Also in or Coming to Local Theaters
Barbershop: The Next Cut (PG-13): Revamp/third installment of the comedy series about the customers and coworkers at Chicago barbershop starring Ice Cube, Cedric the Entertainer, Regina Hall, Eve, Common, Nicki Minaj, and Anthony Anderson.
God’s Not Dead II (PG): Wouldn’t a more logical title have been God’s Still Not Dead? Either way, spoiler alert. This time around a high-school teacher gets in hot holy water for talkin’ Jesus during school hours. Featuring Melissa Joan Hart, Robin Givens, Pat Boone, and the late Sen. Fred Thompson.
The Huntsman: Winter’s War (PG-13): This sequel to the pretty, and pretty godawful, Snow White reinterpretation throws Kristen Stewart over entirely to focus on a fantastical feud between the evil white queen (Charlize Theron) and her sister (Emily Blunt), as well as the Marvel-approved hunk (Chris Hemsworth) from the first movie.

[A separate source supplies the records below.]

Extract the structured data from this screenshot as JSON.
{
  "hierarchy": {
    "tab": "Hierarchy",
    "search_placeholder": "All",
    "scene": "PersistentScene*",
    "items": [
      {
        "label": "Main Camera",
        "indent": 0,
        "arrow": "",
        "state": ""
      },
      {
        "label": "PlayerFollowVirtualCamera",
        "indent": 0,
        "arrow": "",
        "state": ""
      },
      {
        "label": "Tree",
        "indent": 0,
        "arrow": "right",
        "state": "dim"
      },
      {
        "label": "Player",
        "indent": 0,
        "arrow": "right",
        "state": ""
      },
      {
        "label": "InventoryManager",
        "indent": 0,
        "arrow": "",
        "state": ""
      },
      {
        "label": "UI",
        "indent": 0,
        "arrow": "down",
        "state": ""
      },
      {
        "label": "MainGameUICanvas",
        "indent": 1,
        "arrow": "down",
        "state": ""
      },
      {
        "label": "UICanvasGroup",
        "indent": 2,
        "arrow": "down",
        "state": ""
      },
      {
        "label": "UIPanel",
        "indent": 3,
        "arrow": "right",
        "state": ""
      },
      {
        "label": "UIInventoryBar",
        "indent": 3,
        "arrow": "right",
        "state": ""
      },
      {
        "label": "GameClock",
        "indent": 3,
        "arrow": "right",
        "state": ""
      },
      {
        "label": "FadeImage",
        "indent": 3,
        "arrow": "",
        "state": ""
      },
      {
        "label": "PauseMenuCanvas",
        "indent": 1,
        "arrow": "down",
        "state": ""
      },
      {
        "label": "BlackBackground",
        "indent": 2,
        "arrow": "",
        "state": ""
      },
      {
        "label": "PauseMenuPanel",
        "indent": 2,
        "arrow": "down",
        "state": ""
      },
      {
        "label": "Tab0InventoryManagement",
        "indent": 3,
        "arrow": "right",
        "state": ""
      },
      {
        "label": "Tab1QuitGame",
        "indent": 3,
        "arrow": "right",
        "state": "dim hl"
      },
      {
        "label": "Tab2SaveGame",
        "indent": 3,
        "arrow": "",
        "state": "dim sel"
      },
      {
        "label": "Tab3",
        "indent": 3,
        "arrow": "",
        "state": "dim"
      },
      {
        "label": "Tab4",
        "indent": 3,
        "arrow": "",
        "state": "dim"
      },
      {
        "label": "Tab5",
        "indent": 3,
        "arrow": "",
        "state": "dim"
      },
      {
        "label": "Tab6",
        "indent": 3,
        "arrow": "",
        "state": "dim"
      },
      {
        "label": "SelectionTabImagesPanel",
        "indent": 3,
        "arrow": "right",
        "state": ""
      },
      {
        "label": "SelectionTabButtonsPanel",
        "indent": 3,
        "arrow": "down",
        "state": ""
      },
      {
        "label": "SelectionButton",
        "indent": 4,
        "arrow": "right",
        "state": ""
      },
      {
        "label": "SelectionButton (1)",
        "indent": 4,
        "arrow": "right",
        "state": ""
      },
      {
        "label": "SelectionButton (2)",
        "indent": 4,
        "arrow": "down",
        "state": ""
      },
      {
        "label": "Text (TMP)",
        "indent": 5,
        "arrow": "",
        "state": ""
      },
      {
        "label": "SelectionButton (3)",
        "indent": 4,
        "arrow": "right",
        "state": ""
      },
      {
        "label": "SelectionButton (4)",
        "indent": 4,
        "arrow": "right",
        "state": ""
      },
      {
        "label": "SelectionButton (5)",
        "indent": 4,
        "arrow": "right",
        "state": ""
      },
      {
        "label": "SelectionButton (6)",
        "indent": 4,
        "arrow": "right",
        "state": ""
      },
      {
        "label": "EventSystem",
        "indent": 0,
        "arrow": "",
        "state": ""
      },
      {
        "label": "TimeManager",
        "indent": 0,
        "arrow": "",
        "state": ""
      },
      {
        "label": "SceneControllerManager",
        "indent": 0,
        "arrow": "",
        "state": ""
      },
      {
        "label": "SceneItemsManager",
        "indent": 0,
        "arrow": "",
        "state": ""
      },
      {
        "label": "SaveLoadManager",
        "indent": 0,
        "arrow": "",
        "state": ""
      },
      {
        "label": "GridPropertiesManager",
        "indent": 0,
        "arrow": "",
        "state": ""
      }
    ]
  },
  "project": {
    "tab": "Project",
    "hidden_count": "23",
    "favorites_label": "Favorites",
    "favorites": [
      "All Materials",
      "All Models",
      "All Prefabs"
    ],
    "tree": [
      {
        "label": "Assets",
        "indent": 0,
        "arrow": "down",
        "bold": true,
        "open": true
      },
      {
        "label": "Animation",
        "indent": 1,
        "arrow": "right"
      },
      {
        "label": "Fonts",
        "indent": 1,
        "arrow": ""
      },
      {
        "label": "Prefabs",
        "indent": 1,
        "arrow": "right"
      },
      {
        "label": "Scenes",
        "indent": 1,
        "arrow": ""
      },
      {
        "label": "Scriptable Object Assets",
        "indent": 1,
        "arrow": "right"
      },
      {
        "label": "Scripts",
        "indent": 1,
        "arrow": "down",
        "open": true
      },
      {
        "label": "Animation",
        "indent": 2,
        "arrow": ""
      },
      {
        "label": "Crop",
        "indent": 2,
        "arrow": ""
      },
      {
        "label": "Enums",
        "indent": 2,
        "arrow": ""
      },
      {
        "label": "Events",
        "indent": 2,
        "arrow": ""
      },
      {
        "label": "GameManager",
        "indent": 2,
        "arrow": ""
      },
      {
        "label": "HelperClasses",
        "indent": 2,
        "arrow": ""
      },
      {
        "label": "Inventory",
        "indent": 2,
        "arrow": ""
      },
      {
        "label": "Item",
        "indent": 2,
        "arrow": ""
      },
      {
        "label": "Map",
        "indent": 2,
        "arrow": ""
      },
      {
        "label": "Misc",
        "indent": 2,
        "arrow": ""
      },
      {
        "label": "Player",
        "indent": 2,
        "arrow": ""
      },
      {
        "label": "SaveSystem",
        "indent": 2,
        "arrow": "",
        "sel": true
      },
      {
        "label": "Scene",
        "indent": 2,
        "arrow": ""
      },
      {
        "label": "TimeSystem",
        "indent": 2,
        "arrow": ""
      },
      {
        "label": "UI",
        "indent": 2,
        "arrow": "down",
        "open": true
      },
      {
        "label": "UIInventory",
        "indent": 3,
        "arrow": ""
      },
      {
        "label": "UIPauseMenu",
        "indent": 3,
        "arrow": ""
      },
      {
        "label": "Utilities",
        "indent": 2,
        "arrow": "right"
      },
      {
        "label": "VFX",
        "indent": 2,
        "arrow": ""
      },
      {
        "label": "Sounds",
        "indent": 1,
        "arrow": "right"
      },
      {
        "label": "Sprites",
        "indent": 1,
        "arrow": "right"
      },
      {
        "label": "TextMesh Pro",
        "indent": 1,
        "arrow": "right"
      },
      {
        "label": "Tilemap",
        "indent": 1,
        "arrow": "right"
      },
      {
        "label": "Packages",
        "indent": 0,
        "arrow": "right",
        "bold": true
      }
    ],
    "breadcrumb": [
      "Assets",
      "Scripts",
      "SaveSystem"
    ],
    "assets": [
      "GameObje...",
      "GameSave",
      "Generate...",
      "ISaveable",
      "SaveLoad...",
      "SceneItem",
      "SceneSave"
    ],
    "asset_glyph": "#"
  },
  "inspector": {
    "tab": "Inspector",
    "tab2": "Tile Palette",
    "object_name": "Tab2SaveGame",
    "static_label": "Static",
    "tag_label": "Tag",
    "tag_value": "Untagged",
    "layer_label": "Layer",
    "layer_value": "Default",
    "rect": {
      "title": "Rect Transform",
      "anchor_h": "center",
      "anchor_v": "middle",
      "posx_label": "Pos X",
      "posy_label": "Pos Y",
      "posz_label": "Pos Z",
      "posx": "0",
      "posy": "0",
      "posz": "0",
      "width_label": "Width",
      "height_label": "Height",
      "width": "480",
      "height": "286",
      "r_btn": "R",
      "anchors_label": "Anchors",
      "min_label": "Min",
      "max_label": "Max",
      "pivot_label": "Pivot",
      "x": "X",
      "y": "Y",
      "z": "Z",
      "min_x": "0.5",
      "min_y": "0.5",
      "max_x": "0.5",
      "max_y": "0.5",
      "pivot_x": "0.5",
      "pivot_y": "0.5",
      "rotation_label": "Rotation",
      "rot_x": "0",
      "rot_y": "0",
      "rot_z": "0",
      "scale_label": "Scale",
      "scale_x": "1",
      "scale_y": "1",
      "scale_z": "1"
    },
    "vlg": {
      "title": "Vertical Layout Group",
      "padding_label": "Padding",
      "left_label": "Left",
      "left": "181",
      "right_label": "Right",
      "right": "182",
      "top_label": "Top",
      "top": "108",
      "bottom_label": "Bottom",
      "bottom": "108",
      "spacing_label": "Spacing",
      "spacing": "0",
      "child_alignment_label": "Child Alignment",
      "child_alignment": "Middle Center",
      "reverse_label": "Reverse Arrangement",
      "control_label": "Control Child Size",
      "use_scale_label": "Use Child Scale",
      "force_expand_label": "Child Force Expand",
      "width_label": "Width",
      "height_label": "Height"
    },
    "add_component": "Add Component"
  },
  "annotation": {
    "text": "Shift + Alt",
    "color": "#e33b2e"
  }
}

Featuring Jessica Chastain and Nick Frost.
The Jungle Book (PG): Disney’s live-action, unmusical remake of its own riff on the Rudyard Kipling classic tale about an orphan raised by exotic animals. Directed by Jon Favreau and featuring the voices of Bill Murray, Ben Kingsley, Idris Elba, Scarlett Johansson, the late Garry Shandling, and others.
> Keanu (R): A pair of harmless goofballs (the fantastic comedy team of Jordan Peele and Keegan-Michael Key) pose as drug dealers in an effort to retrieve their stolen cat, named after the Matrix actor. Featuring Method Man and Will Forte.
> Mother’s Day (PG-13): In yet another of director Garry Marshall’s sentimental holiday anthologies (Valentine’s Day, New Year’s Eve), three generations of interrelated characters played by big stars in quickie roles reveal the different facets of Mother’s Day, the kind of holiday where you have to go with your mother to a movie like this. Starring Jennifer Aniston, Julia Roberts, Kate Hudson, and Jason Sudeikis.
> Ratchet and Clank (PG): In this animated adaptation of a popular videogame series, a mechanic/anthropomorphic cat teams up with his robot buddy to join a band of galaxy-saving heroes. The original videogame voice talent is joined by celebs including John Goodman, Rosario Dawson, Paul Giamatti, and Sly Stallone.